Nature finds a way.
May be true in many respects, but so far this season, nature hasn’t found a way to bring us a blockbuster storm. This current event is no exception. While some of us come away with an inch or two, others may see a few inches, then a turn to rain. All told, a lightweight storm with relatively low travel impact on a holiday.
U.S. & World
Snow continues at a steady pace throughout the morning, but will become spotty by lunchtime. At that point, we may see a transition to rain showers throughout much of Southeastern Massachusetts thanks to an onshore wind and temperatures rising into the mid/upper 30s. A general swath of 2-4 inches is likely, with some isolated totals near 5 inches in a swath of real estate from Brockton to Providence.
As colder air is drawn into the storm, any rain will switch back to snow Monday evening. But by that time, the storm will be moving away and there won’t be much snow to go around. It’s generally on the coast that the snow may persistent until the late evening (in patches). What’s more important is the fact the cold air will shuffle back in late at night, so it behooves you to clean up the slop/wet snow by evening before temperatures dive into the teens overnight.
Cold, dry Tuesday on tap before we start tracking another storm into New England for Wednesday. This may start as some wet snow and ice before the milder air moves in to finish it off with rain. Highs again make it back up into the 40s, but you may have to wait until Wednesday night for that to happen. It’s another backwards kind of forecast in that sense.
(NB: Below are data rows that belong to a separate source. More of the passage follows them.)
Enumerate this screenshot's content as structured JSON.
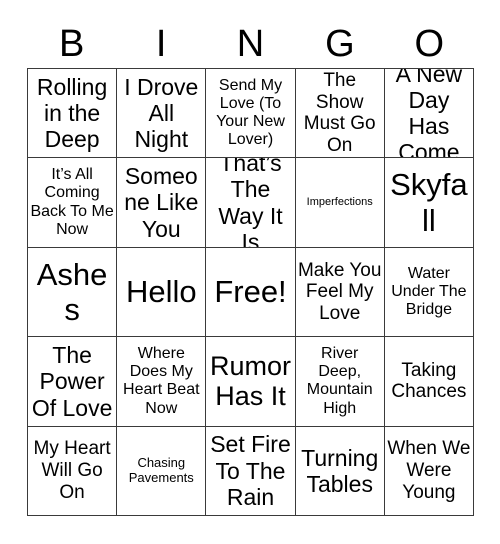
{
  "card": {
    "header_letters": [
      "B",
      "I",
      "N",
      "G",
      "O"
    ],
    "columns": 5,
    "rows": 5,
    "colors": {
      "background": "#ffffff",
      "text": "#000000",
      "grid_line": "#3a3a3a"
    },
    "cells": [
      {
        "text": "Rolling in the Deep",
        "size": "lg",
        "free_space": false
      },
      {
        "text": "I Drove All Night",
        "size": "lg",
        "free_space": false
      },
      {
        "text": "Send My Love (To Your New Lover)",
        "size": "sm",
        "free_space": false
      },
      {
        "text": "The Show Must Go On",
        "size": "md",
        "free_space": false
      },
      {
        "text": "A New Day Has Come",
        "size": "lg",
        "free_space": false
      },
      {
        "text": "It’s All Coming Back To Me Now",
        "size": "sm",
        "free_space": false
      },
      {
        "text": "Someone Like You",
        "size": "lg",
        "free_space": false
      },
      {
        "text": "That’s The Way It Is",
        "size": "lg",
        "free_space": false
      },
      {
        "text": "Imperfections",
        "size": "xxs",
        "free_space": false
      },
      {
        "text": "Skyfall",
        "size": "xxl",
        "free_space": false
      },
      {
        "text": "Ashes",
        "size": "xxl",
        "free_space": false
      },
      {
        "text": "Hello",
        "size": "xxl",
        "free_space": false
      },
      {
        "text": "Free!",
        "size": "xxl",
        "free_space": true
      },
      {
        "text": "Make You Feel My Love",
        "size": "md",
        "free_space": false
      },
      {
        "text": "Water Under The Bridge",
        "size": "sm",
        "free_space": false
      },
      {
        "text": "The Power Of Love",
        "size": "lg",
        "free_space": false
      },
      {
        "text": "Where Does My Heart Beat Now",
        "size": "sm",
        "free_space": false
      },
      {
        "text": "Rumor Has It",
        "size": "xl",
        "free_space": false
      },
      {
        "text": "River Deep, Mountain High",
        "size": "sm",
        "free_space": false
      },
      {
        "text": "Taking Chances",
        "size": "md",
        "free_space": false
      },
      {
        "text": "My Heart Will Go On",
        "size": "md",
        "free_space": false
      },
      {
        "text": "Chasing Pavements",
        "size": "xs",
        "free_space": false
      },
      {
        "text": "Set Fire To The Rain",
        "size": "lg",
        "free_space": false
      },
      {
        "text": "Turning Tables",
        "size": "lg",
        "free_space": false
      },
      {
        "text": "When We Were Young",
        "size": "md",
        "free_space": false
      }
    ]
  }
}
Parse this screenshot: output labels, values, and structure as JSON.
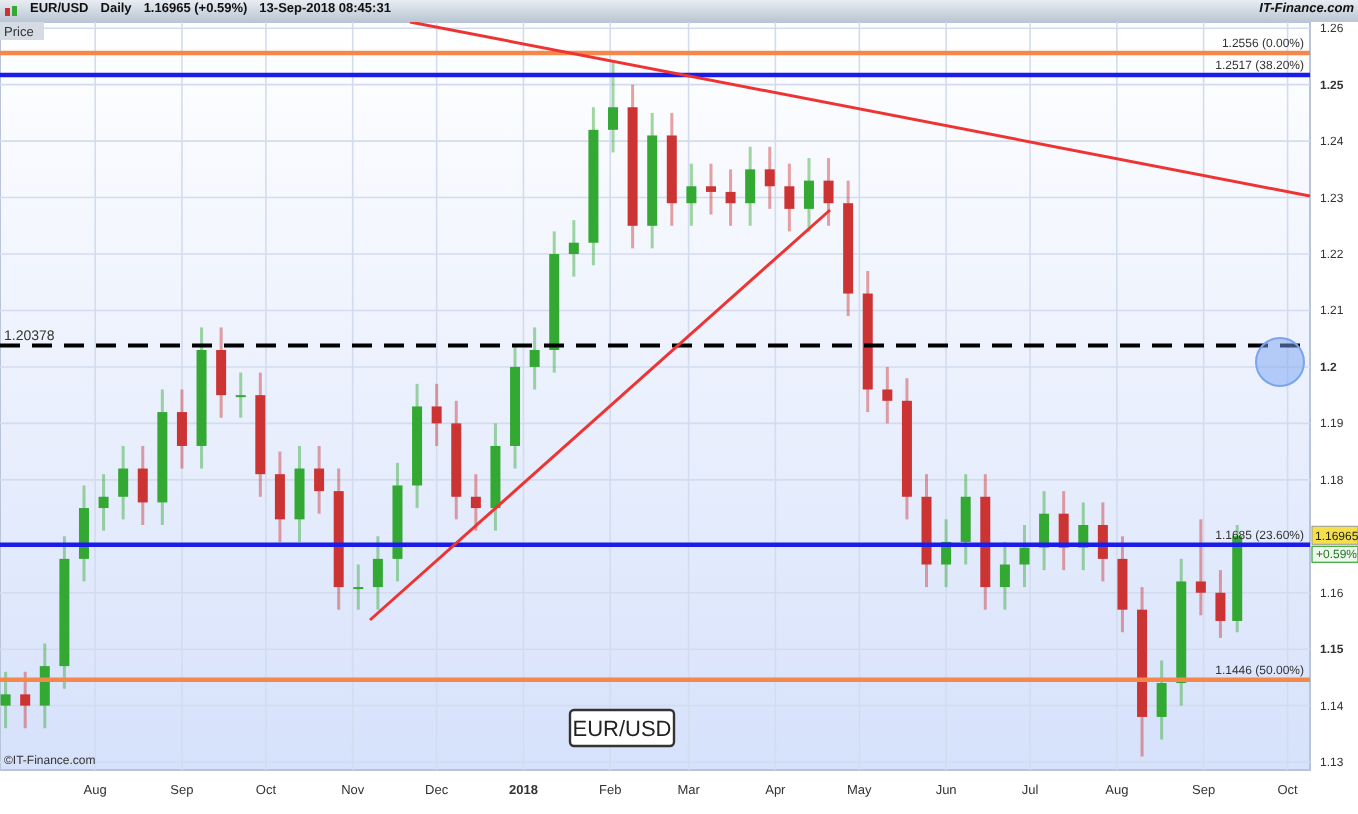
{
  "header": {
    "symbol": "EUR/USD",
    "interval": "Daily",
    "quote": "1.16965 (+0.59%)",
    "timestamp": "13-Sep-2018 08:45:31",
    "brand": "IT-Finance.com"
  },
  "chart": {
    "axis_caption": "Price",
    "copyright": "©IT-Finance.com",
    "last_price": "1.16965",
    "change": "+0.59%",
    "chart_data": {
      "type": "candlestick",
      "title": "EUR/USD",
      "grid": true,
      "xlim": [
        "2017-06-28",
        "2018-10-09"
      ],
      "ylim": [
        1.1286,
        1.2611
      ],
      "x": [
        "2017-06-30",
        "2017-07-07",
        "2017-07-14",
        "2017-07-21",
        "2017-07-28",
        "2017-08-04",
        "2017-08-11",
        "2017-08-18",
        "2017-08-25",
        "2017-09-01",
        "2017-09-08",
        "2017-09-15",
        "2017-09-22",
        "2017-09-29",
        "2017-10-06",
        "2017-10-13",
        "2017-10-20",
        "2017-10-27",
        "2017-11-03",
        "2017-11-10",
        "2017-11-17",
        "2017-11-24",
        "2017-12-01",
        "2017-12-08",
        "2017-12-15",
        "2017-12-22",
        "2017-12-29",
        "2018-01-05",
        "2018-01-12",
        "2018-01-19",
        "2018-01-26",
        "2018-02-02",
        "2018-02-09",
        "2018-02-16",
        "2018-02-23",
        "2018-03-02",
        "2018-03-09",
        "2018-03-16",
        "2018-03-23",
        "2018-03-30",
        "2018-04-06",
        "2018-04-13",
        "2018-04-20",
        "2018-04-27",
        "2018-05-04",
        "2018-05-11",
        "2018-05-18",
        "2018-05-25",
        "2018-06-01",
        "2018-06-08",
        "2018-06-15",
        "2018-06-22",
        "2018-06-29",
        "2018-07-06",
        "2018-07-13",
        "2018-07-20",
        "2018-07-27",
        "2018-08-03",
        "2018-08-10",
        "2018-08-17",
        "2018-08-24",
        "2018-08-31",
        "2018-09-07",
        "2018-09-13"
      ],
      "ohlc": [
        [
          1.14,
          1.146,
          1.136,
          1.142
        ],
        [
          1.142,
          1.146,
          1.136,
          1.14
        ],
        [
          1.14,
          1.151,
          1.136,
          1.147
        ],
        [
          1.147,
          1.17,
          1.143,
          1.166
        ],
        [
          1.166,
          1.179,
          1.162,
          1.175
        ],
        [
          1.175,
          1.181,
          1.171,
          1.177
        ],
        [
          1.177,
          1.186,
          1.173,
          1.182
        ],
        [
          1.182,
          1.186,
          1.172,
          1.176
        ],
        [
          1.176,
          1.196,
          1.172,
          1.192
        ],
        [
          1.192,
          1.196,
          1.182,
          1.186
        ],
        [
          1.186,
          1.207,
          1.182,
          1.203
        ],
        [
          1.203,
          1.207,
          1.191,
          1.195
        ],
        [
          1.195,
          1.199,
          1.191,
          1.195
        ],
        [
          1.195,
          1.199,
          1.177,
          1.181
        ],
        [
          1.181,
          1.185,
          1.169,
          1.173
        ],
        [
          1.173,
          1.186,
          1.169,
          1.182
        ],
        [
          1.182,
          1.186,
          1.174,
          1.178
        ],
        [
          1.178,
          1.182,
          1.157,
          1.161
        ],
        [
          1.161,
          1.165,
          1.157,
          1.161
        ],
        [
          1.161,
          1.17,
          1.157,
          1.166
        ],
        [
          1.166,
          1.183,
          1.162,
          1.179
        ],
        [
          1.179,
          1.197,
          1.175,
          1.193
        ],
        [
          1.193,
          1.197,
          1.186,
          1.19
        ],
        [
          1.19,
          1.194,
          1.173,
          1.177
        ],
        [
          1.177,
          1.181,
          1.171,
          1.175
        ],
        [
          1.175,
          1.19,
          1.171,
          1.186
        ],
        [
          1.186,
          1.204,
          1.182,
          1.2
        ],
        [
          1.2,
          1.207,
          1.196,
          1.203
        ],
        [
          1.203,
          1.224,
          1.199,
          1.22
        ],
        [
          1.22,
          1.226,
          1.216,
          1.222
        ],
        [
          1.222,
          1.246,
          1.218,
          1.242
        ],
        [
          1.242,
          1.254,
          1.238,
          1.246
        ],
        [
          1.246,
          1.25,
          1.221,
          1.225
        ],
        [
          1.225,
          1.245,
          1.221,
          1.241
        ],
        [
          1.241,
          1.245,
          1.225,
          1.229
        ],
        [
          1.229,
          1.236,
          1.225,
          1.232
        ],
        [
          1.232,
          1.236,
          1.227,
          1.231
        ],
        [
          1.231,
          1.235,
          1.225,
          1.229
        ],
        [
          1.229,
          1.239,
          1.225,
          1.235
        ],
        [
          1.235,
          1.239,
          1.228,
          1.232
        ],
        [
          1.232,
          1.236,
          1.224,
          1.228
        ],
        [
          1.228,
          1.237,
          1.224,
          1.233
        ],
        [
          1.233,
          1.237,
          1.225,
          1.229
        ],
        [
          1.229,
          1.233,
          1.209,
          1.213
        ],
        [
          1.213,
          1.217,
          1.192,
          1.196
        ],
        [
          1.196,
          1.2,
          1.19,
          1.194
        ],
        [
          1.194,
          1.198,
          1.173,
          1.177
        ],
        [
          1.177,
          1.181,
          1.161,
          1.165
        ],
        [
          1.165,
          1.173,
          1.161,
          1.169
        ],
        [
          1.169,
          1.181,
          1.165,
          1.177
        ],
        [
          1.177,
          1.181,
          1.157,
          1.161
        ],
        [
          1.161,
          1.169,
          1.157,
          1.165
        ],
        [
          1.165,
          1.172,
          1.161,
          1.168
        ],
        [
          1.168,
          1.178,
          1.164,
          1.174
        ],
        [
          1.174,
          1.178,
          1.164,
          1.168
        ],
        [
          1.168,
          1.176,
          1.164,
          1.172
        ],
        [
          1.172,
          1.176,
          1.162,
          1.166
        ],
        [
          1.166,
          1.17,
          1.153,
          1.157
        ],
        [
          1.157,
          1.161,
          1.131,
          1.138
        ],
        [
          1.138,
          1.148,
          1.134,
          1.144
        ],
        [
          1.144,
          1.166,
          1.14,
          1.162
        ],
        [
          1.162,
          1.173,
          1.156,
          1.16
        ],
        [
          1.16,
          1.164,
          1.152,
          1.155
        ],
        [
          1.155,
          1.172,
          1.153,
          1.17
        ]
      ],
      "xticks": [
        {
          "value": "2017-08-01",
          "label": "Aug"
        },
        {
          "value": "2017-09-01",
          "label": "Sep"
        },
        {
          "value": "2017-10-01",
          "label": "Oct"
        },
        {
          "value": "2017-11-01",
          "label": "Nov"
        },
        {
          "value": "2017-12-01",
          "label": "Dec"
        },
        {
          "value": "2018-01-01",
          "label": "2018"
        },
        {
          "value": "2018-02-01",
          "label": "Feb"
        },
        {
          "value": "2018-03-01",
          "label": "Mar"
        },
        {
          "value": "2018-04-01",
          "label": "Apr"
        },
        {
          "value": "2018-05-01",
          "label": "May"
        },
        {
          "value": "2018-06-01",
          "label": "Jun"
        },
        {
          "value": "2018-07-01",
          "label": "Jul"
        },
        {
          "value": "2018-08-01",
          "label": "Aug"
        },
        {
          "value": "2018-09-01",
          "label": "Sep"
        },
        {
          "value": "2018-10-01",
          "label": "Oct"
        }
      ],
      "yticks": [
        {
          "value": 1.26,
          "label": "1.26"
        },
        {
          "value": 1.25,
          "label": "1.25"
        },
        {
          "value": 1.24,
          "label": "1.24"
        },
        {
          "value": 1.23,
          "label": "1.23"
        },
        {
          "value": 1.22,
          "label": "1.22"
        },
        {
          "value": 1.21,
          "label": "1.21"
        },
        {
          "value": 1.2,
          "label": "1.2"
        },
        {
          "value": 1.19,
          "label": "1.19"
        },
        {
          "value": 1.18,
          "label": "1.18"
        },
        {
          "value": 1.16,
          "label": "1.16"
        },
        {
          "value": 1.15,
          "label": "1.15"
        },
        {
          "value": 1.14,
          "label": "1.14"
        },
        {
          "value": 1.13,
          "label": "1.13"
        }
      ],
      "ref_lines": [
        {
          "axis": "y",
          "value": 1.2556,
          "label": "1.2556 (0.00%)",
          "color": "#f5874a"
        },
        {
          "axis": "y",
          "value": 1.2517,
          "label": "1.2517 (38.20%)",
          "color": "#1c1ce8"
        },
        {
          "axis": "y",
          "value": 1.20378,
          "label": "1.20378",
          "color": "#000000"
        },
        {
          "axis": "y",
          "value": 1.1685,
          "label": "1.1685 (23.60%)",
          "color": "#1c1ce8"
        },
        {
          "axis": "y",
          "value": 1.1446,
          "label": "1.1446 (50.00%)",
          "color": "#f5874a"
        }
      ]
    }
  }
}
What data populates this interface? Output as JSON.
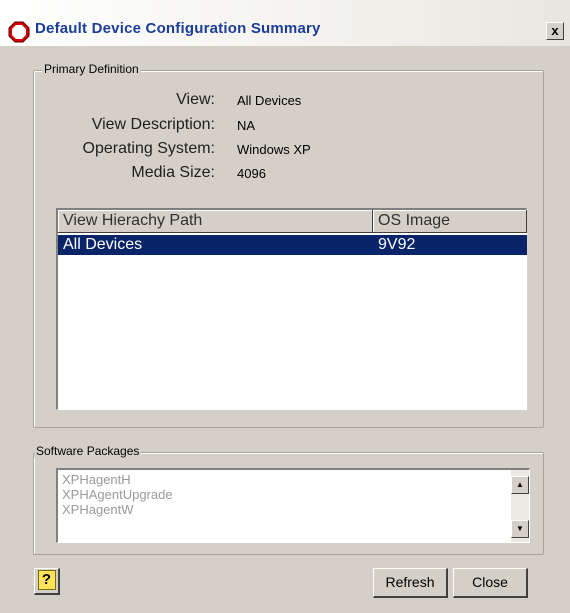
{
  "window": {
    "title": "Default Device Configuration Summary",
    "title_icon": "no-entry-icon",
    "close_label": "x"
  },
  "primary_definition": {
    "group_label": "Primary Definition",
    "fields": [
      {
        "label": "View:",
        "value": "All Devices"
      },
      {
        "label": "View Description:",
        "value": "NA"
      },
      {
        "label": "Operating System:",
        "value": "Windows XP"
      },
      {
        "label": "Media Size:",
        "value": "4096"
      }
    ]
  },
  "hierarchy_list": {
    "columns": [
      "View Hierachy Path",
      "OS Image"
    ],
    "rows": [
      {
        "path": "All Devices",
        "os_image": "9V92",
        "selected": true
      }
    ]
  },
  "software_packages": {
    "group_label": "Software Packages",
    "items": [
      "XPHagentH",
      "XPHAgentUpgrade",
      "XPHagentW"
    ]
  },
  "buttons": {
    "help_icon": "help-question-icon",
    "help_glyph": "?",
    "refresh_label": "Refresh",
    "close_label": "Close"
  },
  "colors": {
    "selection": "#0a246a",
    "title_text": "#1a3d9a",
    "dialog_bg": "#d4d0c8"
  }
}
All in all, a busy weather week is on tap with big swings in temperature and varying precipitation. I’d still argue that this is more typical of spring than winter, but with oodles of snow still on the ground in Northern New England, that might not pass the sniff test everywhere.